[Web page and app entries]
---*---

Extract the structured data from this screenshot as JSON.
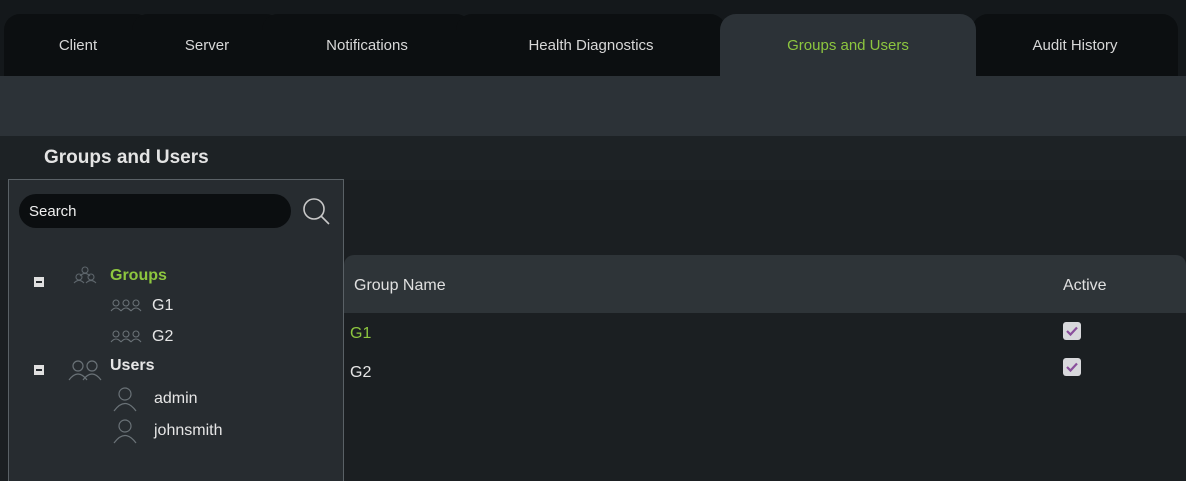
{
  "tabs": [
    {
      "label": "Client"
    },
    {
      "label": "Server"
    },
    {
      "label": "Notifications"
    },
    {
      "label": "Health Diagnostics"
    },
    {
      "label": "Groups and Users",
      "active": true
    },
    {
      "label": "Audit History"
    }
  ],
  "section": {
    "title": "Groups and Users"
  },
  "search": {
    "value": "Search"
  },
  "tree": {
    "groups": {
      "label": "Groups",
      "children": [
        "G1",
        "G2"
      ]
    },
    "users": {
      "label": "Users",
      "children": [
        "admin",
        "johnsmith"
      ]
    }
  },
  "table": {
    "columns": [
      "Group Name",
      "Active"
    ],
    "rows": [
      {
        "name": "G1",
        "active": true,
        "selected": true
      },
      {
        "name": "G2",
        "active": true,
        "selected": false
      }
    ]
  },
  "colors": {
    "accent": "#8dc63f",
    "check_mark": "#8a4f9c"
  },
  "icons": [
    "search-icon",
    "group-icon",
    "user-icon",
    "checkbox-checked-icon",
    "collapse-icon"
  ]
}
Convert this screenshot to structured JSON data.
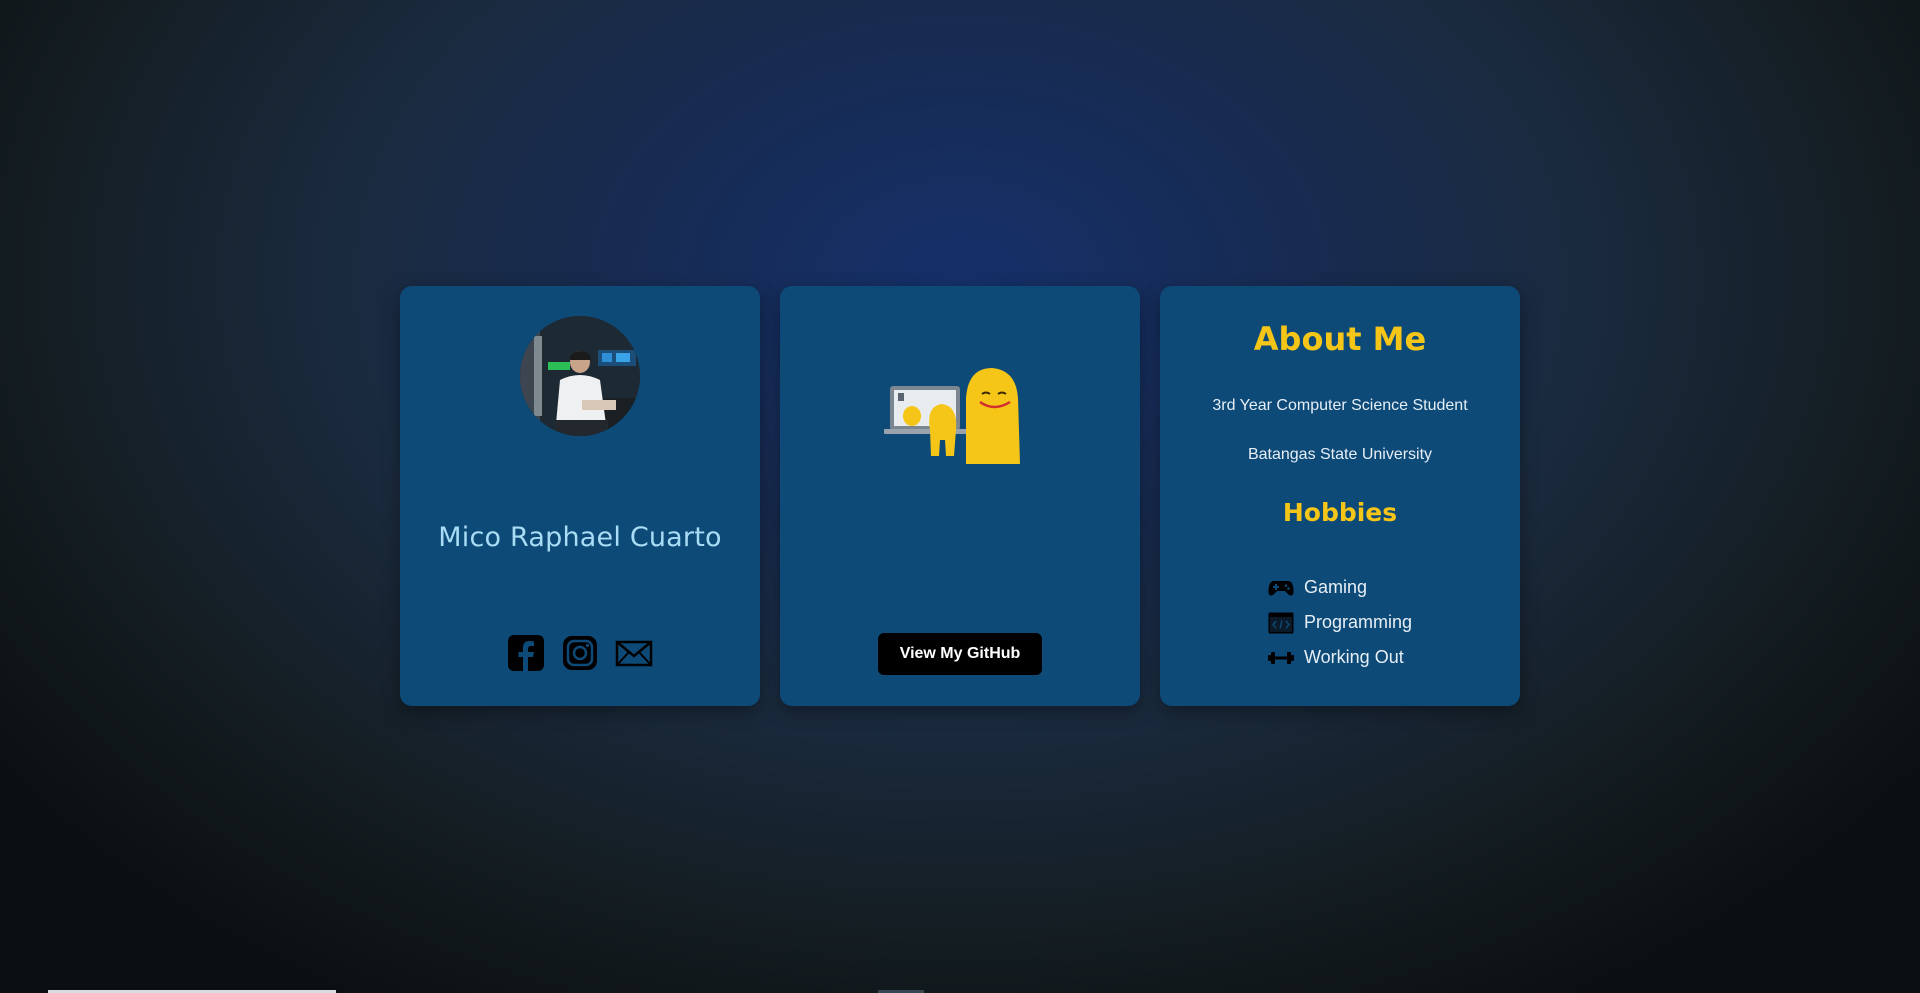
{
  "profile": {
    "name": "Mico Raphael Cuarto",
    "avatar_alt": "Profile photo",
    "socials": [
      {
        "icon": "facebook-icon"
      },
      {
        "icon": "instagram-icon"
      },
      {
        "icon": "mail-icon"
      }
    ]
  },
  "github": {
    "button_label": "View My GitHub",
    "illustration_icon": "coding-character-illustration"
  },
  "about": {
    "title": "About Me",
    "line1": "3rd Year Computer Science Student",
    "line2": "Batangas State University",
    "hobbies_title": "Hobbies",
    "hobbies": [
      {
        "label": "Gaming",
        "icon": "gamepad-icon"
      },
      {
        "label": "Programming",
        "icon": "code-window-icon"
      },
      {
        "label": "Working Out",
        "icon": "dumbbell-icon"
      }
    ]
  },
  "colors": {
    "card": "#0d4a77",
    "accent": "#f5c518",
    "name": "#a9dcf5",
    "button": "#000000"
  }
}
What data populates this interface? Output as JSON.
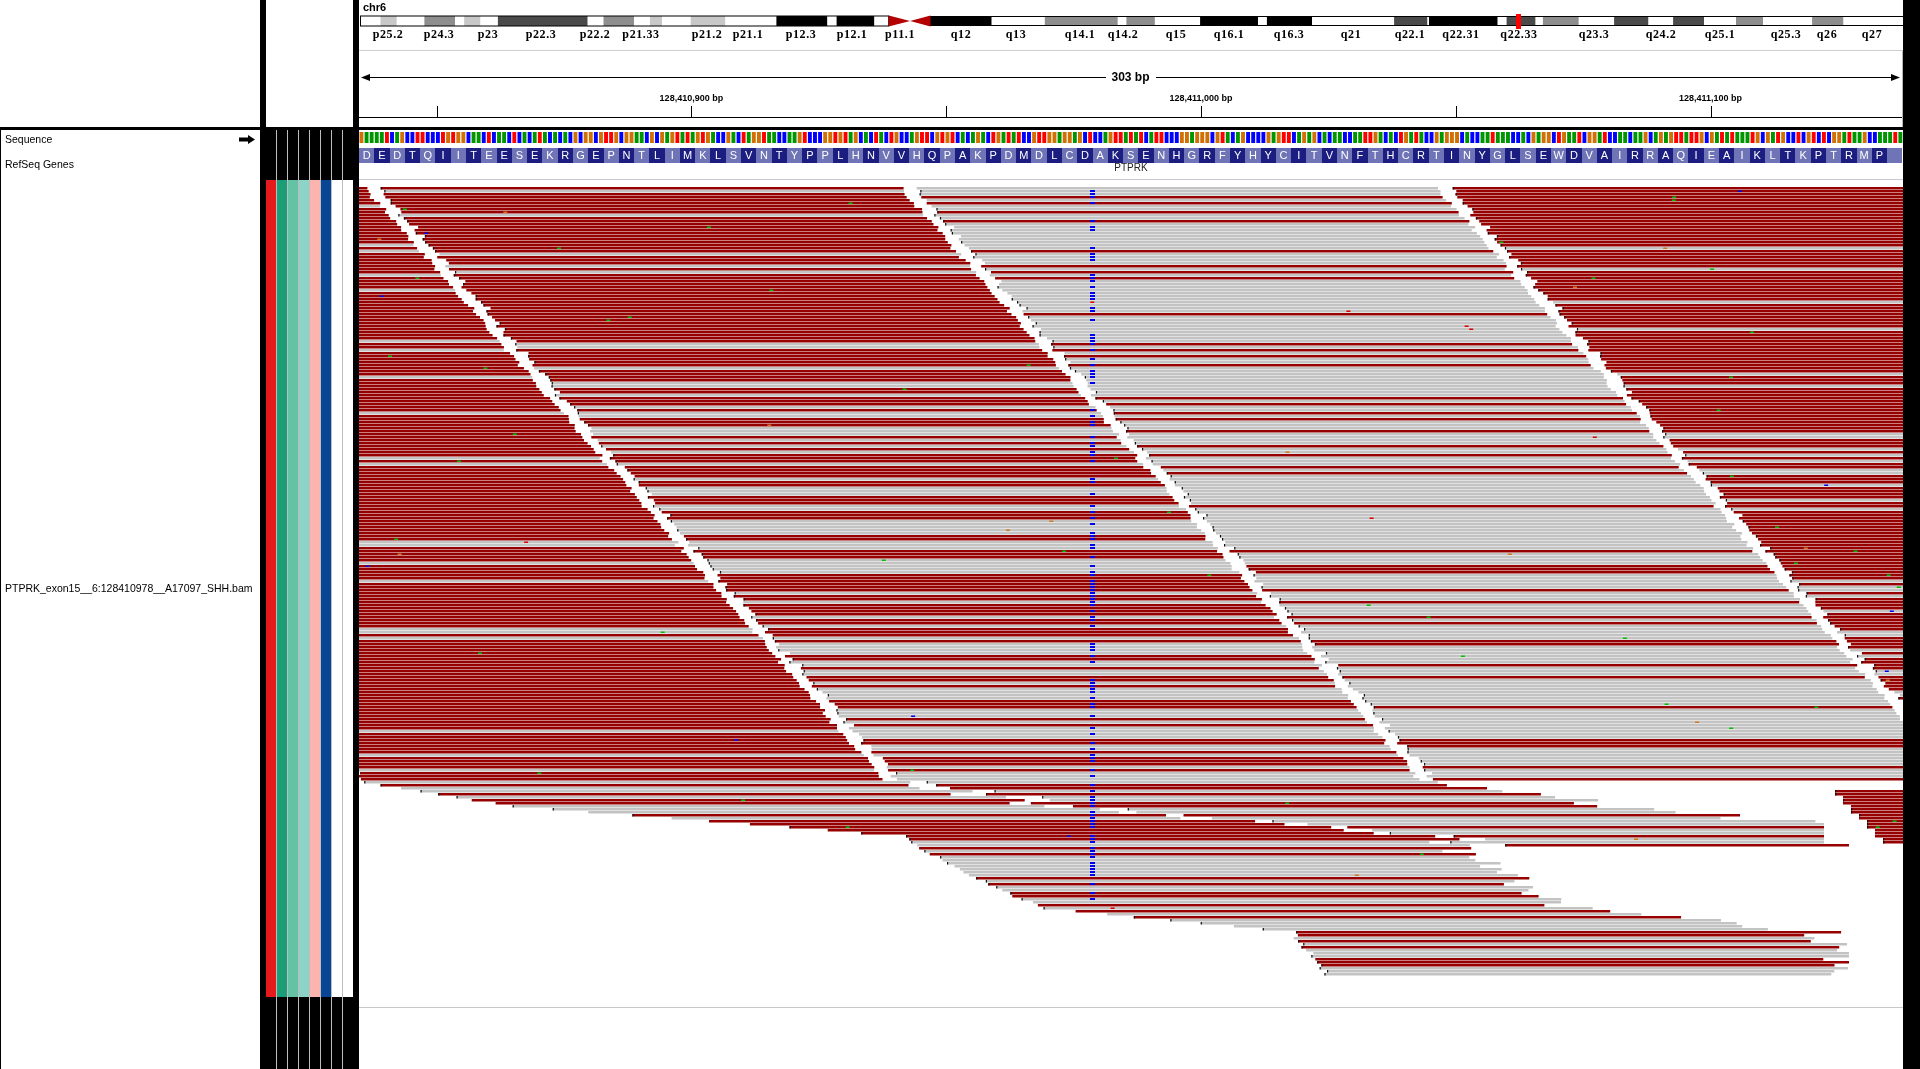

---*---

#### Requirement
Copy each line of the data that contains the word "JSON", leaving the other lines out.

#### Answer for the task
Extract the structured data from this screenshot as JSON.
Convert this screenshot to structured JSON data.
What data populates this interface? Output as JSON.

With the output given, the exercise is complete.